- **What the task requires**
From the data that follows, copy every line holding the string "icon".

- **Input material**
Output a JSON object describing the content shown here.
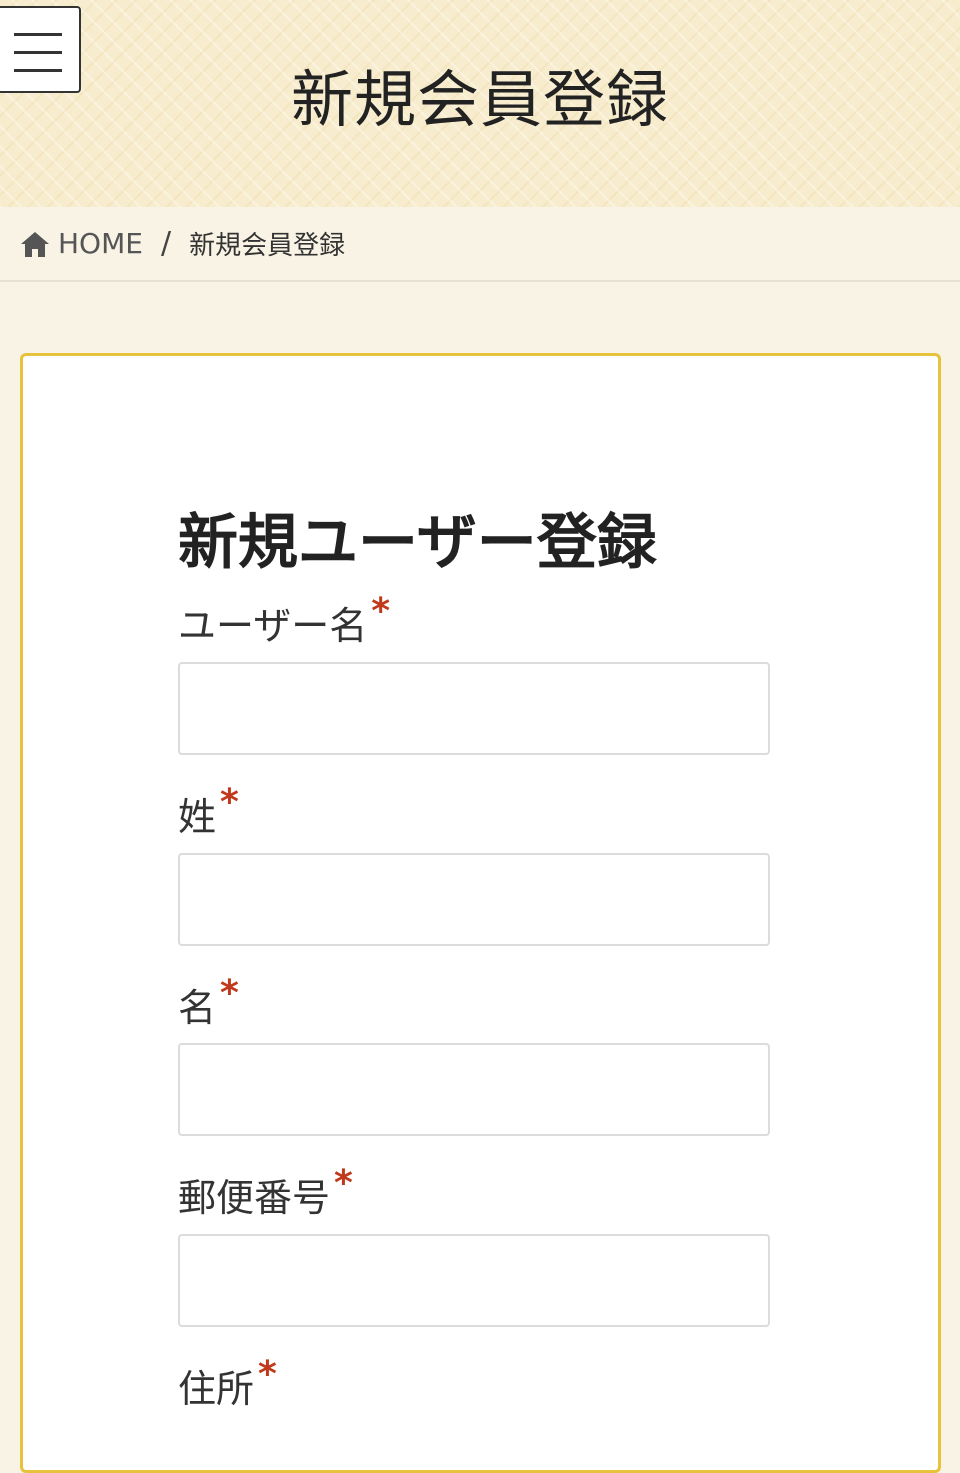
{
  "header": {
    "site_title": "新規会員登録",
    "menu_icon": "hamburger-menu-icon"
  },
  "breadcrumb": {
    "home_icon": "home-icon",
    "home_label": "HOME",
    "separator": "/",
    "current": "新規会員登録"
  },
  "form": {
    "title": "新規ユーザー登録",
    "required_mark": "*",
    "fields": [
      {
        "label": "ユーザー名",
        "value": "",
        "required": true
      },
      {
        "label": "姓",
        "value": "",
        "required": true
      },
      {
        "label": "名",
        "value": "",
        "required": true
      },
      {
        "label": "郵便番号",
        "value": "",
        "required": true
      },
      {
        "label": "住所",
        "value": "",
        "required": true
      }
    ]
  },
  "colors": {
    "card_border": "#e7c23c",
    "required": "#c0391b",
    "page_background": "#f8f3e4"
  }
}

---

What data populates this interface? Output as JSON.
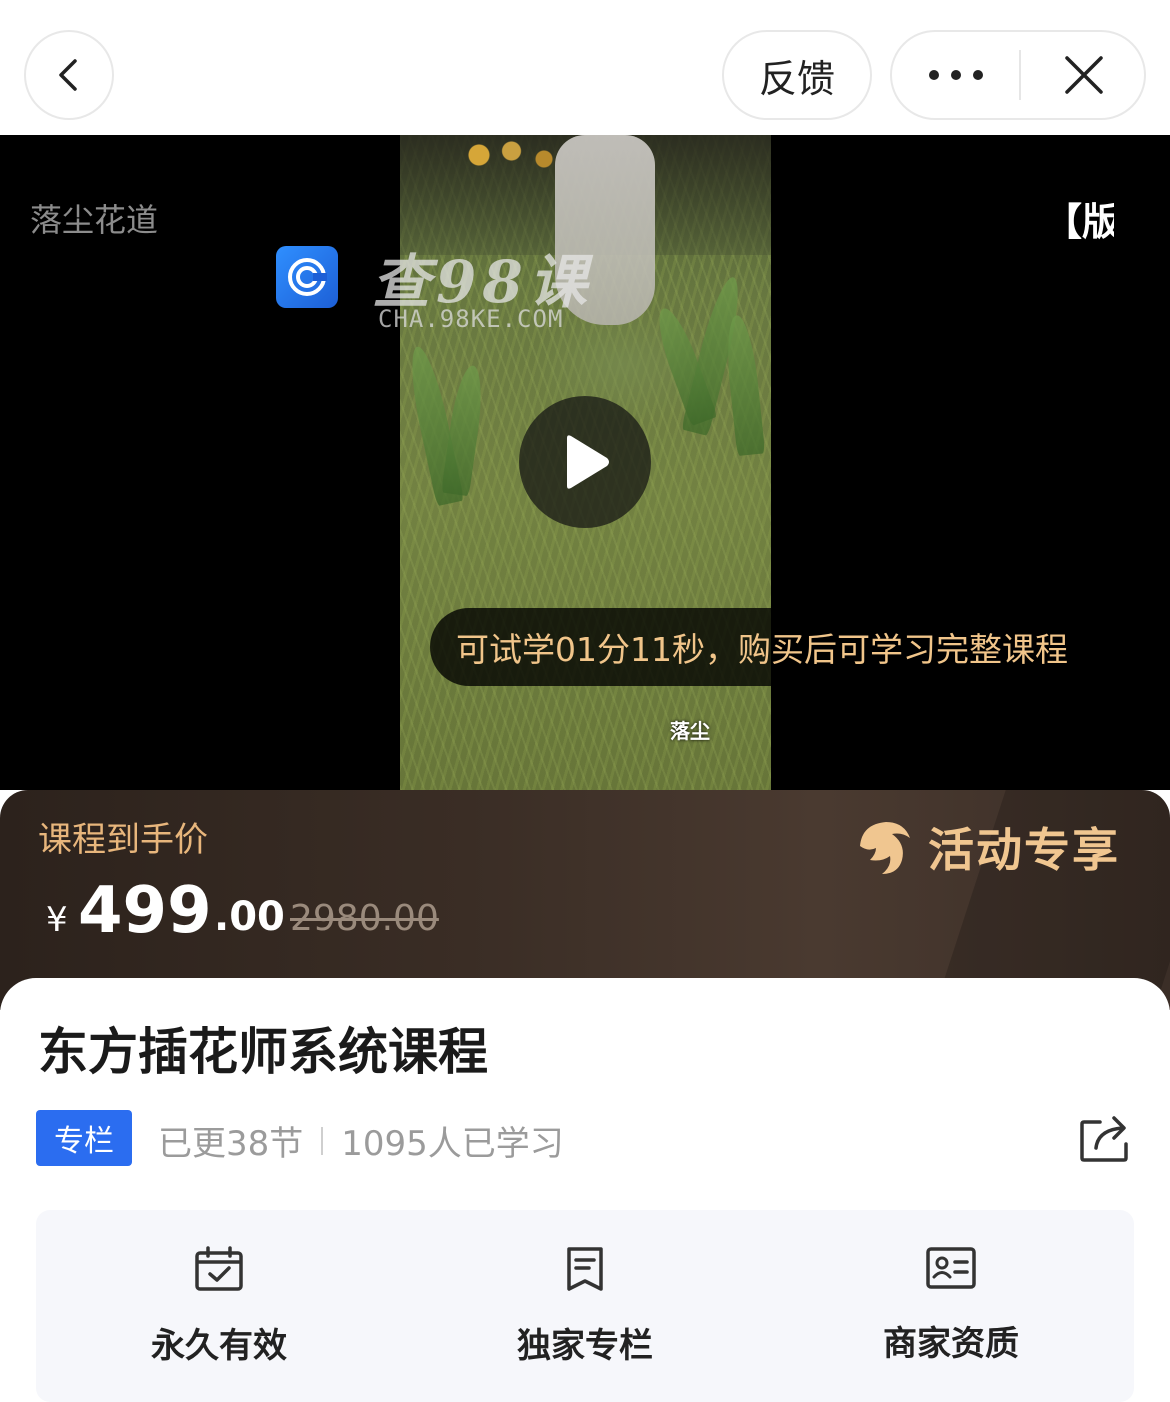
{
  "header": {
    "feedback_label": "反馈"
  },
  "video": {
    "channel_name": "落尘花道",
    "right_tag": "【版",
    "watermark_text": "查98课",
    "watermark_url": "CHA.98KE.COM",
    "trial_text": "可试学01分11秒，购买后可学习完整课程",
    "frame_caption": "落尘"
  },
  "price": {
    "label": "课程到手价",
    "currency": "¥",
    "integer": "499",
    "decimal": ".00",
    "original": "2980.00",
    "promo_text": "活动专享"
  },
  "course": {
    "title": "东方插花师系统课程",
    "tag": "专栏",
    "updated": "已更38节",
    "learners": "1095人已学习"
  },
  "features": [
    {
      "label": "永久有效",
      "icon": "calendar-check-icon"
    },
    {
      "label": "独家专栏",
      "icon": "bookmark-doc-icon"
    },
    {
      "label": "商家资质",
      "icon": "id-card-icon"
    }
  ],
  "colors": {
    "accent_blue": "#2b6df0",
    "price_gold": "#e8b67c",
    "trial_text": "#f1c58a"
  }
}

- **Solved exercise**
    "menu_icon": "hamburger-menu-icon"
    "home_icon": "home-icon",
      "icon": "calendar-check-icon"
      "icon": "bookmark-doc-icon"
      "icon": "id-card-icon"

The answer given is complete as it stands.